Neoma’s interest in history is what sparked her enthusiasm for bettering her community. “The city has always meant a lot to me,” she insists. “I guess when I was raised I never knew there was an option not to serve. By example, my parents taught me to expect that everybody did this – you take ownership in your community.” Neoma’s interest has paid off in big and fun ways for her community. The city now boasts a historic walking trail, a railroad park, an outdoor performing stage, a memorial to the country’s shortest run streetcar line – from Breckenridge to Wahpeton – and a monument and park with the official designation of Head of The Red/Headwaters of the Red River of the North. The Headwaters/Red River has been designated a recreational boating and canoe trail. But only a few years ago, the Red River wasn’t even mapped. Over the years, Neoma had gathered lots of information about land along the river – uses and drainage, landings, territorial towns. She researched how early settlers traveled and traded by canoe on their journey north and wondered why the river couldn’t be utilized more for recreation today. As a pioneer of river history, she and a volunteer effort called Project Breckenridge have worked through the state legislature and with the DNR to create a master plan that included mapping, signage and historical designations from Breckenridge all the way to the Canadian border.

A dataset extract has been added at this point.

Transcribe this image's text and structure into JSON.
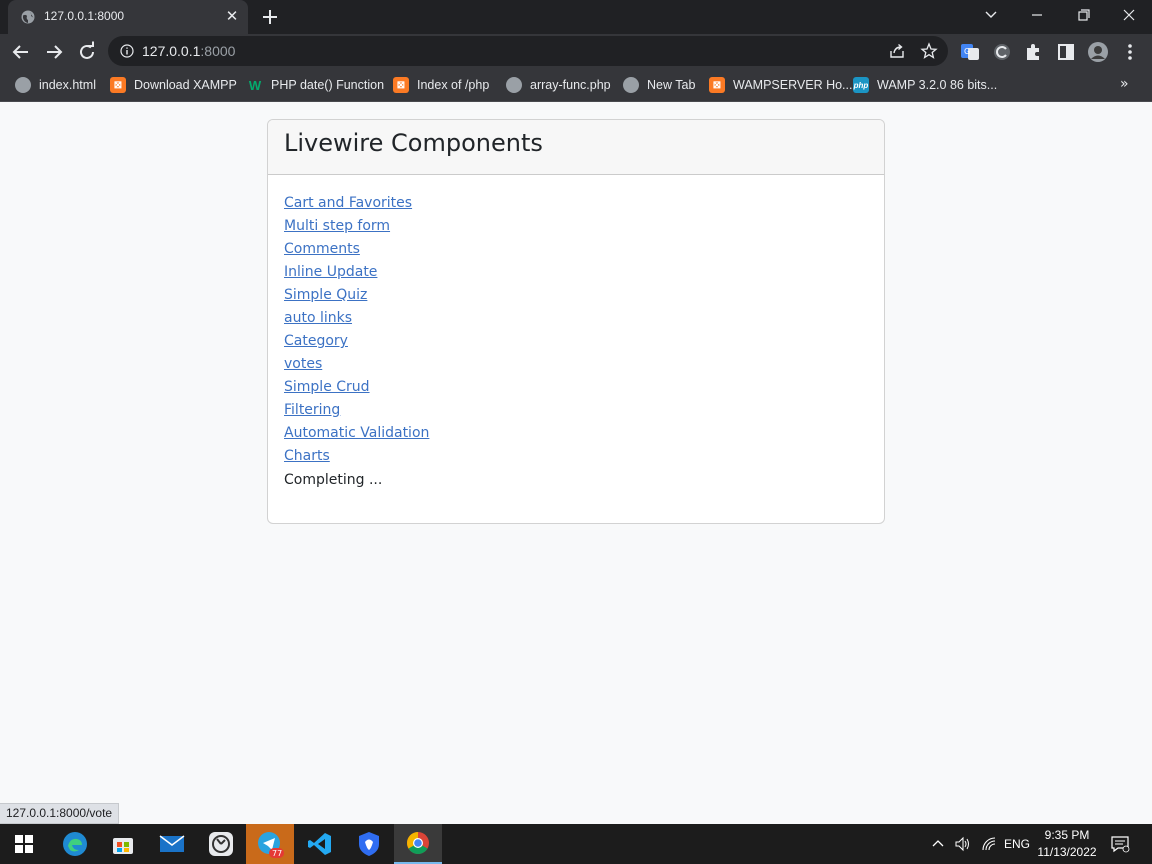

Headwater refers to the drainage basin of the Red River – where the Bois de Sioux and Ottertail rivers meet the Red River as the only north directional river in the US.
Introducing historic personalities to the community is one of Neoma’s favorite pastimes. “The ancestors who paved trails on their own journeys can inspire us,” she remarks. Through pageants she writes and directs, Neoma and other actors provide a glimpse into the past that shaped the present area – including Native Americans, traders, politicians, river guides and entrepreneurs. Always delightful performances, she has also expanded her repertoire to include portrayals of biblical women (none of whom were from Wilkin County!)
Not the “unofficial historian” through research only, Neoma continues her legacy of penning newspaper articles, producing pageants, writing grants, and creating pamphlets and brochures promoting the area through its history. She also has authored a book about the Red River, Winding Journey to History.
Neoma Laken is making sure that history will be kind to Breckenridge, MN. And we thank her for it.
By Maggie Vertin